[Data records for software interfaces]

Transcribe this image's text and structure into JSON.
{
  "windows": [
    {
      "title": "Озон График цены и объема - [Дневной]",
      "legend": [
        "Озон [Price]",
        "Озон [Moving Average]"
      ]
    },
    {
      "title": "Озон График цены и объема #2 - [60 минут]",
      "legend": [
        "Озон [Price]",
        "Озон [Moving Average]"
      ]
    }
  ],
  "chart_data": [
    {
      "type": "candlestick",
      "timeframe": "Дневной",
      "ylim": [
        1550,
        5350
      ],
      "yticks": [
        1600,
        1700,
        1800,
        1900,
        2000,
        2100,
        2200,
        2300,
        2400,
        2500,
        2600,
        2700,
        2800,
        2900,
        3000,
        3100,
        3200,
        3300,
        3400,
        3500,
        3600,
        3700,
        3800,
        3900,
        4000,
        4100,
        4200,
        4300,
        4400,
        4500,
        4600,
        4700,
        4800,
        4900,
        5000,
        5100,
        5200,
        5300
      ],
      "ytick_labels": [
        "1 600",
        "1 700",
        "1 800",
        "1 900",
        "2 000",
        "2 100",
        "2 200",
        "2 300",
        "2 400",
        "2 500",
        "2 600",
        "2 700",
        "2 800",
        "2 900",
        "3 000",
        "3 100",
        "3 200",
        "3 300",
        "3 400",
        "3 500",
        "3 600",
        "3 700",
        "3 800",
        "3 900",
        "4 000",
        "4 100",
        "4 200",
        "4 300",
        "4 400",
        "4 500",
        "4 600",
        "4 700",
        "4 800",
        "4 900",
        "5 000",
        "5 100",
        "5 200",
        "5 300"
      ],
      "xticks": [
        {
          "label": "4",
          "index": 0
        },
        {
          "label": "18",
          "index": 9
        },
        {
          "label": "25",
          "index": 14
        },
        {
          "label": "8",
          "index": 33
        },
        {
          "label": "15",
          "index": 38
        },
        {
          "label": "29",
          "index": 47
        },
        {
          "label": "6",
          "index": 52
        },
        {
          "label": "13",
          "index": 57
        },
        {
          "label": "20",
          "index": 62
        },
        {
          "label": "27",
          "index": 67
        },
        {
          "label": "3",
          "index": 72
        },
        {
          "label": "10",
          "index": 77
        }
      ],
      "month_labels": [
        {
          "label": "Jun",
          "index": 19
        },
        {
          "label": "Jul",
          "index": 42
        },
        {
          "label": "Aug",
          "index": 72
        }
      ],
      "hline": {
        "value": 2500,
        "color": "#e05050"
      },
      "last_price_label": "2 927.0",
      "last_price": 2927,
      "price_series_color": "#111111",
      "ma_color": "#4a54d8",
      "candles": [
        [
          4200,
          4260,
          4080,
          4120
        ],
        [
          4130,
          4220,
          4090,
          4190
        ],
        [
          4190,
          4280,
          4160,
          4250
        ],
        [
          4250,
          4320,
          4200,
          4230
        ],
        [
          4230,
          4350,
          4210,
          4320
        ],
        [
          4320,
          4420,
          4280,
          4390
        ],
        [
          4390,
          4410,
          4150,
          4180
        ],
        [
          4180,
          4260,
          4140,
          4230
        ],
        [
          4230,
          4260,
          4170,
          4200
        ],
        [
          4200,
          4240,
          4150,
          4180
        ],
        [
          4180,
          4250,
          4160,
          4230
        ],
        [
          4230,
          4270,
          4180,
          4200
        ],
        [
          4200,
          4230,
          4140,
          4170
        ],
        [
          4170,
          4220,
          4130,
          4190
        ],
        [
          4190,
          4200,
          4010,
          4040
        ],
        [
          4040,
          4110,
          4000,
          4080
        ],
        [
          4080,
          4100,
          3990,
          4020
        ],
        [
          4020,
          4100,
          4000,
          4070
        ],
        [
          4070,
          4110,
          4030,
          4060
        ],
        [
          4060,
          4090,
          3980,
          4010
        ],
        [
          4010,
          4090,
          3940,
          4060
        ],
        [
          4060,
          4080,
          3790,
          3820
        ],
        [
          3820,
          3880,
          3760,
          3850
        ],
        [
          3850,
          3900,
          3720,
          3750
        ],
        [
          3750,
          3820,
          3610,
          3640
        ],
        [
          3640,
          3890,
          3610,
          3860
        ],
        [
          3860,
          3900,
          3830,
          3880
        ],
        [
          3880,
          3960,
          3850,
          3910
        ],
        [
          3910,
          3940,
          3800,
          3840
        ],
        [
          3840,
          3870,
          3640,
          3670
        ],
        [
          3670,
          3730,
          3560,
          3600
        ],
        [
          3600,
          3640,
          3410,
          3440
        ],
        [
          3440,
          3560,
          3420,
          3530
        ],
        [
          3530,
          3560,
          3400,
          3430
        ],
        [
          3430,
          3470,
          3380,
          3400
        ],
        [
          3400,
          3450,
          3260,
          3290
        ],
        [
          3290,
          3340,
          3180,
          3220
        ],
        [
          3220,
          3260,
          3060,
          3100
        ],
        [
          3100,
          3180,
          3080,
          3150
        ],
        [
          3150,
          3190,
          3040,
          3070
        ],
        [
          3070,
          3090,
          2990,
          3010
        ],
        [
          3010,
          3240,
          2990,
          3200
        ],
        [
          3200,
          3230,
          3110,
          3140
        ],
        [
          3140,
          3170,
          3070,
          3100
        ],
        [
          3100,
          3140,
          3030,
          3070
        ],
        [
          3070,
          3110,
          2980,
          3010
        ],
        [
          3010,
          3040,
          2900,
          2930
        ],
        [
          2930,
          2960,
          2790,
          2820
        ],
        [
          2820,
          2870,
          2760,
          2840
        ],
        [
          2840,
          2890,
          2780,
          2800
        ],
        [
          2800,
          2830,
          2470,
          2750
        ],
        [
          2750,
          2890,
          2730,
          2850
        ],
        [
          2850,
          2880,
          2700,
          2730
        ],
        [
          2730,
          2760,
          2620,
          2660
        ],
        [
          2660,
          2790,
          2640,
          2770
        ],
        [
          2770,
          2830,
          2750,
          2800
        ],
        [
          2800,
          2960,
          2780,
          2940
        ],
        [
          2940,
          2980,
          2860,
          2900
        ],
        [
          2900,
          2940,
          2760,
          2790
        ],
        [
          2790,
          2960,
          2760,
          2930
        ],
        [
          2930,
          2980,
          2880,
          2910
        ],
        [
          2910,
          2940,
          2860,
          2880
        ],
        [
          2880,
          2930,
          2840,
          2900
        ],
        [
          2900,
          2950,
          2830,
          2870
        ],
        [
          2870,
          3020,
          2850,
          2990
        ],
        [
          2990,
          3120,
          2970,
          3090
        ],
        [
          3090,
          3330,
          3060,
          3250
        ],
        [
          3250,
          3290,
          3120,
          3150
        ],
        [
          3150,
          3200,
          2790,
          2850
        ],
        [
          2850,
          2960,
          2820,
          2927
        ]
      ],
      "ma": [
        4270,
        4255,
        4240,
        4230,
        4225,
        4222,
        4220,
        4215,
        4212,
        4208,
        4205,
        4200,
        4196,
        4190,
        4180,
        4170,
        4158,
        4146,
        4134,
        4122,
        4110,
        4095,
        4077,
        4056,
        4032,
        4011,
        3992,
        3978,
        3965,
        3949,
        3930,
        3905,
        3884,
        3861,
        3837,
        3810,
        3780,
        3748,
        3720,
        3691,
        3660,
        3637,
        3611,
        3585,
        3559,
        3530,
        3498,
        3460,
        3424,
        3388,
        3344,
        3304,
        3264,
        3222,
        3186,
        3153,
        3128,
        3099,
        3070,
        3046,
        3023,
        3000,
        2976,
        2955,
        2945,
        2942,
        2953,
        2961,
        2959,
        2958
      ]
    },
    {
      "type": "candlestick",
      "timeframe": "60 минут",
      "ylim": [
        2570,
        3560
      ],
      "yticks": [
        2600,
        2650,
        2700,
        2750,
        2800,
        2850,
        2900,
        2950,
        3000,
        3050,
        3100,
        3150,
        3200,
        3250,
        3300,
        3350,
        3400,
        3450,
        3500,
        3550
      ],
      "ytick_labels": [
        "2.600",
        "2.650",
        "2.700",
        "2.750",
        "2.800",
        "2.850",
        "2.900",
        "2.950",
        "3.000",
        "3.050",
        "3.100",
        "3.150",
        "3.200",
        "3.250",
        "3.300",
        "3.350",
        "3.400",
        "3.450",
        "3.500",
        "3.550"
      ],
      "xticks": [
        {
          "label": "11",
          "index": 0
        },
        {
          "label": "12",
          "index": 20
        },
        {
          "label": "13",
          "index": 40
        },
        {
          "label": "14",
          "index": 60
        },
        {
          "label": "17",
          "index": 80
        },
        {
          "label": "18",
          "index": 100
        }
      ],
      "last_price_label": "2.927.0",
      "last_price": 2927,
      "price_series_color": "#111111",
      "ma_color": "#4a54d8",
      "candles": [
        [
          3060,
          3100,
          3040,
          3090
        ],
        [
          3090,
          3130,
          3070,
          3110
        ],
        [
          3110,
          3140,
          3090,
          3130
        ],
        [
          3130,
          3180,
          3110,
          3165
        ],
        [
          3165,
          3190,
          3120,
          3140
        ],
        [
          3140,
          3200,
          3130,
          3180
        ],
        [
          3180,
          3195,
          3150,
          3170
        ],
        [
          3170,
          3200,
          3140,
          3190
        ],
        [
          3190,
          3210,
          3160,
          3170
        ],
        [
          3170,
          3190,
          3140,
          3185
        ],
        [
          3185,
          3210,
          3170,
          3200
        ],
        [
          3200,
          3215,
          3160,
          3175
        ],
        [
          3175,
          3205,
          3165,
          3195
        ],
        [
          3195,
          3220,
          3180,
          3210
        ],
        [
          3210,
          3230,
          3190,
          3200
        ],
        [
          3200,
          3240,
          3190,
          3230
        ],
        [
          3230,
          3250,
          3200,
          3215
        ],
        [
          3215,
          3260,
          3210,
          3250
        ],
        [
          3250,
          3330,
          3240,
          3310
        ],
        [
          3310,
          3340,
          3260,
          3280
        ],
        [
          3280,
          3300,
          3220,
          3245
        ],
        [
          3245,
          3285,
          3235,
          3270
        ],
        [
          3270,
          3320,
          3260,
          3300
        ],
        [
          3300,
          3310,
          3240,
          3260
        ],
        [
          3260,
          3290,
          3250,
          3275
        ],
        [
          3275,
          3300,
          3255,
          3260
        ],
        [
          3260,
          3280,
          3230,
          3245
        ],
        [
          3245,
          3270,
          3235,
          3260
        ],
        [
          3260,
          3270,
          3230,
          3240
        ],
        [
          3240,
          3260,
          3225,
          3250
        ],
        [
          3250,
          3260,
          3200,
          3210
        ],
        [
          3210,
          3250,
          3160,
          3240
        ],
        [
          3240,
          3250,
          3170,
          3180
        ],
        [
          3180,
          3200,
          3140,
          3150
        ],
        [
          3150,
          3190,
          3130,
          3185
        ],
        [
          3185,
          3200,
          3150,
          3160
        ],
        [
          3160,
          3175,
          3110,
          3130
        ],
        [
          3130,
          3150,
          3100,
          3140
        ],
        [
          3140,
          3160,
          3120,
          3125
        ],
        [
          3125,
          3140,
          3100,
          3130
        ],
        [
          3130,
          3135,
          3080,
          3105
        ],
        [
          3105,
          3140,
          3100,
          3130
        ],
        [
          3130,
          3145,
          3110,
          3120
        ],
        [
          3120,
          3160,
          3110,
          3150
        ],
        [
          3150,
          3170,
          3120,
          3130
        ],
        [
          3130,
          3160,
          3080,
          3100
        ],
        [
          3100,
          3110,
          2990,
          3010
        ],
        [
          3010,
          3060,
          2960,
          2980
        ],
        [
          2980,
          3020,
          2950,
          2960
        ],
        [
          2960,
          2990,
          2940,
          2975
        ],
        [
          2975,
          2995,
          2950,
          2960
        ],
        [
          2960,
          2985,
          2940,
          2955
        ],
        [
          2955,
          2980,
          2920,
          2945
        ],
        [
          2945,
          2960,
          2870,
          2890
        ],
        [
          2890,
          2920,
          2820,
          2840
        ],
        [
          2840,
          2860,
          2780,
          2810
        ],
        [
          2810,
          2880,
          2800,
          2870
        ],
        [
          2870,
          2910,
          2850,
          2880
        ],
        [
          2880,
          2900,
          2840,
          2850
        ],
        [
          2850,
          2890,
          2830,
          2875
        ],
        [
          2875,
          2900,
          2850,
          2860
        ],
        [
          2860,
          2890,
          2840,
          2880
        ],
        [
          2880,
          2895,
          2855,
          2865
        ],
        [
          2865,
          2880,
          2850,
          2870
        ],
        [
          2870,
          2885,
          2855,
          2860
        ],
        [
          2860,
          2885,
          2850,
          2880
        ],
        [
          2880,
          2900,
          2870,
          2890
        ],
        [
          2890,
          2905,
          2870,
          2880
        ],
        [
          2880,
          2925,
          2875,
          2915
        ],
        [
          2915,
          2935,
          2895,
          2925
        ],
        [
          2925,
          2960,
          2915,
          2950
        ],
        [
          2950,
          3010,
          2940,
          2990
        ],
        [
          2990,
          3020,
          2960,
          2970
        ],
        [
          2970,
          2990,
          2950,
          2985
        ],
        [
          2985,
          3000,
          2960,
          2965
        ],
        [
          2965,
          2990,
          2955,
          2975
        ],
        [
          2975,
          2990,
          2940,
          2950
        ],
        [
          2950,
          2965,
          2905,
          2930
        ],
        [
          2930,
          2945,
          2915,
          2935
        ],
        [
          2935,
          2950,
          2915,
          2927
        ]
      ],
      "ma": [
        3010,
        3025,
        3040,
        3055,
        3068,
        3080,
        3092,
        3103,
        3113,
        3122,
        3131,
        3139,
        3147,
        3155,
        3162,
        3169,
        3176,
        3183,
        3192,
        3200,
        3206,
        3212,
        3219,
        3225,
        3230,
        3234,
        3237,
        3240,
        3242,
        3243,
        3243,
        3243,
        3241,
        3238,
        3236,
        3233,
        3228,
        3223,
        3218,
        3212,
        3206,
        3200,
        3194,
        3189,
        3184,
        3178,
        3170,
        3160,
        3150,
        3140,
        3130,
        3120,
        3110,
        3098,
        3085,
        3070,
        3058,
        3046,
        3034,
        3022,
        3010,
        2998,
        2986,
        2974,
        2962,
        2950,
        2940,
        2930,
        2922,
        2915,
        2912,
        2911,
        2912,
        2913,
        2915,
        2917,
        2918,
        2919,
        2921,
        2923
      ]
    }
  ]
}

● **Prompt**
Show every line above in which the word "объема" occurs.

● **Task answer**
      "title": "Озон График цены и объема - [Дневной]",
      "title": "Озон График цены и объема #2 - [60 минут]",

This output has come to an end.